§ Entries provided:
--

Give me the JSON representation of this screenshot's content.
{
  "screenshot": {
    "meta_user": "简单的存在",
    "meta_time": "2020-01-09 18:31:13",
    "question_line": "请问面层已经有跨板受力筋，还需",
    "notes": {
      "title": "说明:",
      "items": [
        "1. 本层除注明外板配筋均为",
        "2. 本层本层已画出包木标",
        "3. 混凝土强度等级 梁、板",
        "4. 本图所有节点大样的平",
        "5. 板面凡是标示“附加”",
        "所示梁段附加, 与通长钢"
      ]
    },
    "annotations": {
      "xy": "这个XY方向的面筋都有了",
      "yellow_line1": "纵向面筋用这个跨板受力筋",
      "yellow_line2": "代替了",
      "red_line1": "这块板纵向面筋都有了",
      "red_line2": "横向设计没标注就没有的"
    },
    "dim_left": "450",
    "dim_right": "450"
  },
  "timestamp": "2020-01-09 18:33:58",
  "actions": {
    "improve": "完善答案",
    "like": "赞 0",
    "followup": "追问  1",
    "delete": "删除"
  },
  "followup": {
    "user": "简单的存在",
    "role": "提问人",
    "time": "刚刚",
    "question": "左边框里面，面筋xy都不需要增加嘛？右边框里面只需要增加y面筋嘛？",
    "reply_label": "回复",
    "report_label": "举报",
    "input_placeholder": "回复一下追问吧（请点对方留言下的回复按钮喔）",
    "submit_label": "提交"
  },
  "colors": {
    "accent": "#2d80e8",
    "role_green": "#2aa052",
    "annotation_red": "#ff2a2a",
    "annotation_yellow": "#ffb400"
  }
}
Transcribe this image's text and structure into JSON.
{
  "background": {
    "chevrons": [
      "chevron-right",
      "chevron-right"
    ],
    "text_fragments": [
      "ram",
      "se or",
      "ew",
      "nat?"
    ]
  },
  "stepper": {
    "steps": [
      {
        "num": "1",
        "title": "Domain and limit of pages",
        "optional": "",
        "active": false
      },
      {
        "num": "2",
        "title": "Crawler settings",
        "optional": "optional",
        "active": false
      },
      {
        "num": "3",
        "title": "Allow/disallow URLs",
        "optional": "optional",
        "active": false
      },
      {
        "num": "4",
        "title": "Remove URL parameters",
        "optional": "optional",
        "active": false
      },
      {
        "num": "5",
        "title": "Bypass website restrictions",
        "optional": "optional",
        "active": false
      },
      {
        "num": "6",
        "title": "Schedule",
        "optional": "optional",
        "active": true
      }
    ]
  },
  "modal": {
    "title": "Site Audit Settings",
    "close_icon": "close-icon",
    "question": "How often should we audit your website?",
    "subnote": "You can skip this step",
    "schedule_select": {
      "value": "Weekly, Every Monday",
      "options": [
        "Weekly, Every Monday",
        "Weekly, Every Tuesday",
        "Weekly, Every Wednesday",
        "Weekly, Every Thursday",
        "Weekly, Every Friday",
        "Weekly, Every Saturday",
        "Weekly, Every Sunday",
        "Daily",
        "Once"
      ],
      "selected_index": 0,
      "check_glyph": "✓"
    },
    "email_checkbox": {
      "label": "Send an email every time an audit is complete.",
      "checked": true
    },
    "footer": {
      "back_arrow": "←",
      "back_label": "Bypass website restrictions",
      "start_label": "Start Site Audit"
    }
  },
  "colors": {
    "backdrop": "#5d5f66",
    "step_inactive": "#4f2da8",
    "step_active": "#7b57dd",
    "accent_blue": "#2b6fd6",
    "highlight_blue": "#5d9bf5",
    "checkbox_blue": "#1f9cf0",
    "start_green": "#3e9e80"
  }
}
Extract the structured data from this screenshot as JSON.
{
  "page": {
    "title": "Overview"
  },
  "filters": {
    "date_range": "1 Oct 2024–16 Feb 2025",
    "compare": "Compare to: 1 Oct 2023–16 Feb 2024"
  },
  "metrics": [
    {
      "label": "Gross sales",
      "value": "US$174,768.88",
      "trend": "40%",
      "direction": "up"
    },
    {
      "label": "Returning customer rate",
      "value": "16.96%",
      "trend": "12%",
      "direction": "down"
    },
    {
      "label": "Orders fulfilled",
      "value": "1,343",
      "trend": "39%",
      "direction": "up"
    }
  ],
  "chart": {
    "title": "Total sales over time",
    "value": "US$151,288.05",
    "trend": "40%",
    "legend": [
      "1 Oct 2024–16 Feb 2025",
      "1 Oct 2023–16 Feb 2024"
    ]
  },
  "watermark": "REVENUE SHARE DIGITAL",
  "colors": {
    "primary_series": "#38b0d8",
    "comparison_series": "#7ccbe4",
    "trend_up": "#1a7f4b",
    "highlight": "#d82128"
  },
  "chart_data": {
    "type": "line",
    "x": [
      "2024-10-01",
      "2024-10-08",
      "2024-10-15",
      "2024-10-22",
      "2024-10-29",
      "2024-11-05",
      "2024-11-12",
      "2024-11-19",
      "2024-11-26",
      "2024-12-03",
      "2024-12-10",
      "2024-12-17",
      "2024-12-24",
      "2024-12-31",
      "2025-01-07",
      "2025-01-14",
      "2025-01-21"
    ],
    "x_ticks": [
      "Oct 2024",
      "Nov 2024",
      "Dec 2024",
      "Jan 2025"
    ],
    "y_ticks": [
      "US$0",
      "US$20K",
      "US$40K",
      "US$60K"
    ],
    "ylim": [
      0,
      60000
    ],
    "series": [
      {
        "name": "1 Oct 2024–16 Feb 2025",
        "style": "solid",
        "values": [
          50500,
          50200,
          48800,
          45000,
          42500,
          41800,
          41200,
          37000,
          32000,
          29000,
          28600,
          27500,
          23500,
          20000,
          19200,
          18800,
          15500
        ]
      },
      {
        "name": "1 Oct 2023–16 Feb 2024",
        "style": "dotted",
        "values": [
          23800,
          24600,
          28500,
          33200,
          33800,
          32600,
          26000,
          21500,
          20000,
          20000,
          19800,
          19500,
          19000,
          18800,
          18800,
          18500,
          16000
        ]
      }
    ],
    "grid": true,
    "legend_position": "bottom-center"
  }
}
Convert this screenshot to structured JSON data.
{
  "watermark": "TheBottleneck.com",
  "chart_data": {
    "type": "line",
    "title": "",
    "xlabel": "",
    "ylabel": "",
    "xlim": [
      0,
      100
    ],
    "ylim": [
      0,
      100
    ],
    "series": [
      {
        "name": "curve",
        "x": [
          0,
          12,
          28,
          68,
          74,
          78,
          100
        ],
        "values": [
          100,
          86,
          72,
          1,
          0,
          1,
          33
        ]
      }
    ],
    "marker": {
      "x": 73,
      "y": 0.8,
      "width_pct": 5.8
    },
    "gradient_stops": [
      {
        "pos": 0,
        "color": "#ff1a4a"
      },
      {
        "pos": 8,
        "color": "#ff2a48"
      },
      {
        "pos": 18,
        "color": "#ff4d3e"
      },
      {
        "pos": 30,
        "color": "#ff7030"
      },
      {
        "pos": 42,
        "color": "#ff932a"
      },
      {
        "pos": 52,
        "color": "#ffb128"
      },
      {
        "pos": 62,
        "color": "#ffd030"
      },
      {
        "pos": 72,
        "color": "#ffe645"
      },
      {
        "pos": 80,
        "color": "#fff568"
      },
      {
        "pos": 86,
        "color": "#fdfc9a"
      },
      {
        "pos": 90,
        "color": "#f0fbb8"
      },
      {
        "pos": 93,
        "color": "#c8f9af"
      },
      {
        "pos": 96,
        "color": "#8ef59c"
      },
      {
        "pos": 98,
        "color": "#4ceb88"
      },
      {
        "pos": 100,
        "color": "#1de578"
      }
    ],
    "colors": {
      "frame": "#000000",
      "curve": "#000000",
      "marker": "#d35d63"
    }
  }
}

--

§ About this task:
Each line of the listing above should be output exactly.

§ Exercise response:
Give me the JSON representation of this screenshot's content.
{
  "screenshot": {
    "meta_user": "简单的存在",
    "meta_time": "2020-01-09 18:31:13",
    "question_line": "请问面层已经有跨板受力筋，还需",
    "notes": {
      "title": "说明:",
      "items": [
        "1. 本层除注明外板配筋均为",
        "2. 本层本层已画出包木标",
        "3. 混凝土强度等级 梁、板",
        "4. 本图所有节点大样的平",
        "5. 板面凡是标示“附加”",
        "所示梁段附加, 与通长钢"
      ]
    },
    "annotations": {
      "xy": "这个XY方向的面筋都有了",
      "yellow_line1": "纵向面筋用这个跨板受力筋",
      "yellow_line2": "代替了",
      "red_line1": "这块板纵向面筋都有了",
      "red_line2": "横向设计没标注就没有的"
    },
    "dim_left": "450",
    "dim_right": "450"
  },
  "timestamp": "2020-01-09 18:33:58",
  "actions": {
    "improve": "完善答案",
    "like": "赞 0",
    "followup": "追问  1",
    "delete": "删除"
  },
  "followup": {
    "user": "简单的存在",
    "role": "提问人",
    "time": "刚刚",
    "question": "左边框里面，面筋xy都不需要增加嘛？右边框里面只需要增加y面筋嘛？",
    "reply_label": "回复",
    "report_label": "举报",
    "input_placeholder": "回复一下追问吧（请点对方留言下的回复按钮喔）",
    "submit_label": "提交"
  },
  "colors": {
    "accent": "#2d80e8",
    "role_green": "#2aa052",
    "annotation_red": "#ff2a2a",
    "annotation_yellow": "#ffb400"
  }
}
Transcribe this image's text and structure into JSON.
{
  "background": {
    "chevrons": [
      "chevron-right",
      "chevron-right"
    ],
    "text_fragments": [
      "ram",
      "se or",
      "ew",
      "nat?"
    ]
  },
  "stepper": {
    "steps": [
      {
        "num": "1",
        "title": "Domain and limit of pages",
        "optional": "",
        "active": false
      },
      {
        "num": "2",
        "title": "Crawler settings",
        "optional": "optional",
        "active": false
      },
      {
        "num": "3",
        "title": "Allow/disallow URLs",
        "optional": "optional",
        "active": false
      },
      {
        "num": "4",
        "title": "Remove URL parameters",
        "optional": "optional",
        "active": false
      },
      {
        "num": "5",
        "title": "Bypass website restrictions",
        "optional": "optional",
        "active": false
      },
      {
        "num": "6",
        "title": "Schedule",
        "optional": "optional",
        "active": true
      }
    ]
  },
  "modal": {
    "title": "Site Audit Settings",
    "close_icon": "close-icon",
    "question": "How often should we audit your website?",
    "subnote": "You can skip this step",
    "schedule_select": {
      "value": "Weekly, Every Monday",
      "options": [
        "Weekly, Every Monday",
        "Weekly, Every Tuesday",
        "Weekly, Every Wednesday",
        "Weekly, Every Thursday",
        "Weekly, Every Friday",
        "Weekly, Every Saturday",
        "Weekly, Every Sunday",
        "Daily",
        "Once"
      ],
      "selected_index": 0,
      "check_glyph": "✓"
    },
    "email_checkbox": {
      "label": "Send an email every time an audit is complete.",
      "checked": true
    },
    "footer": {
      "back_arrow": "←",
      "back_label": "Bypass website restrictions",
      "start_label": "Start Site Audit"
    }
  },
  "colors": {
    "backdrop": "#5d5f66",
    "step_inactive": "#4f2da8",
    "step_active": "#7b57dd",
    "accent_blue": "#2b6fd6",
    "highlight_blue": "#5d9bf5",
    "checkbox_blue": "#1f9cf0",
    "start_green": "#3e9e80"
  }
}
Extract the structured data from this screenshot as JSON.
{
  "page": {
    "title": "Overview"
  },
  "filters": {
    "date_range": "1 Oct 2024–16 Feb 2025",
    "compare": "Compare to: 1 Oct 2023–16 Feb 2024"
  },
  "metrics": [
    {
      "label": "Gross sales",
      "value": "US$174,768.88",
      "trend": "40%",
      "direction": "up"
    },
    {
      "label": "Returning customer rate",
      "value": "16.96%",
      "trend": "12%",
      "direction": "down"
    },
    {
      "label": "Orders fulfilled",
      "value": "1,343",
      "trend": "39%",
      "direction": "up"
    }
  ],
  "chart": {
    "title": "Total sales over time",
    "value": "US$151,288.05",
    "trend": "40%",
    "legend": [
      "1 Oct 2024–16 Feb 2025",
      "1 Oct 2023–16 Feb 2024"
    ]
  },
  "watermark": "REVENUE SHARE DIGITAL",
  "colors": {
    "primary_series": "#38b0d8",
    "comparison_series": "#7ccbe4",
    "trend_up": "#1a7f4b",
    "highlight": "#d82128"
  },
  "chart_data": {
    "type": "line",
    "x": [
      "2024-10-01",
      "2024-10-08",
      "2024-10-15",
      "2024-10-22",
      "2024-10-29",
      "2024-11-05",
      "2024-11-12",
      "2024-11-19",
      "2024-11-26",
      "2024-12-03",
      "2024-12-10",
      "2024-12-17",
      "2024-12-24",
      "2024-12-31",
      "2025-01-07",
      "2025-01-14",
      "2025-01-21"
    ],
    "x_ticks": [
      "Oct 2024",
      "Nov 2024",
      "Dec 2024",
      "Jan 2025"
    ],
    "y_ticks": [
      "US$0",
      "US$20K",
      "US$40K",
      "US$60K"
    ],
    "ylim": [
      0,
      60000
    ],
    "series": [
      {
        "name": "1 Oct 2024–16 Feb 2025",
        "style": "solid",
        "values": [
          50500,
          50200,
          48800,
          45000,
          42500,
          41800,
          41200,
          37000,
          32000,
          29000,
          28600,
          27500,
          23500,
          20000,
          19200,
          18800,
          15500
        ]
      },
      {
        "name": "1 Oct 2023–16 Feb 2024",
        "style": "dotted",
        "values": [
          23800,
          24600,
          28500,
          33200,
          33800,
          32600,
          26000,
          21500,
          20000,
          20000,
          19800,
          19500,
          19000,
          18800,
          18800,
          18500,
          16000
        ]
      }
    ],
    "grid": true,
    "legend_position": "bottom-center"
  }
}
Convert this screenshot to structured JSON data.
{
  "watermark": "TheBottleneck.com",
  "chart_data": {
    "type": "line",
    "title": "",
    "xlabel": "",
    "ylabel": "",
    "xlim": [
      0,
      100
    ],
    "ylim": [
      0,
      100
    ],
    "series": [
      {
        "name": "curve",
        "x": [
          0,
          12,
          28,
          68,
          74,
          78,
          100
        ],
        "values": [
          100,
          86,
          72,
          1,
          0,
          1,
          33
        ]
      }
    ],
    "marker": {
      "x": 73,
      "y": 0.8,
      "width_pct": 5.8
    },
    "gradient_stops": [
      {
        "pos": 0,
        "color": "#ff1a4a"
      },
      {
        "pos": 8,
        "color": "#ff2a48"
      },
      {
        "pos": 18,
        "color": "#ff4d3e"
      },
      {
        "pos": 30,
        "color": "#ff7030"
      },
      {
        "pos": 42,
        "color": "#ff932a"
      },
      {
        "pos": 52,
        "color": "#ffb128"
      },
      {
        "pos": 62,
        "color": "#ffd030"
      },
      {
        "pos": 72,
        "color": "#ffe645"
      },
      {
        "pos": 80,
        "color": "#fff568"
      },
      {
        "pos": 86,
        "color": "#fdfc9a"
      },
      {
        "pos": 90,
        "color": "#f0fbb8"
      },
      {
        "pos": 93,
        "color": "#c8f9af"
      },
      {
        "pos": 96,
        "color": "#8ef59c"
      },
      {
        "pos": 98,
        "color": "#4ceb88"
      },
      {
        "pos": 100,
        "color": "#1de578"
      }
    ],
    "colors": {
      "frame": "#000000",
      "curve": "#000000",
      "marker": "#d35d63"
    }
  }
}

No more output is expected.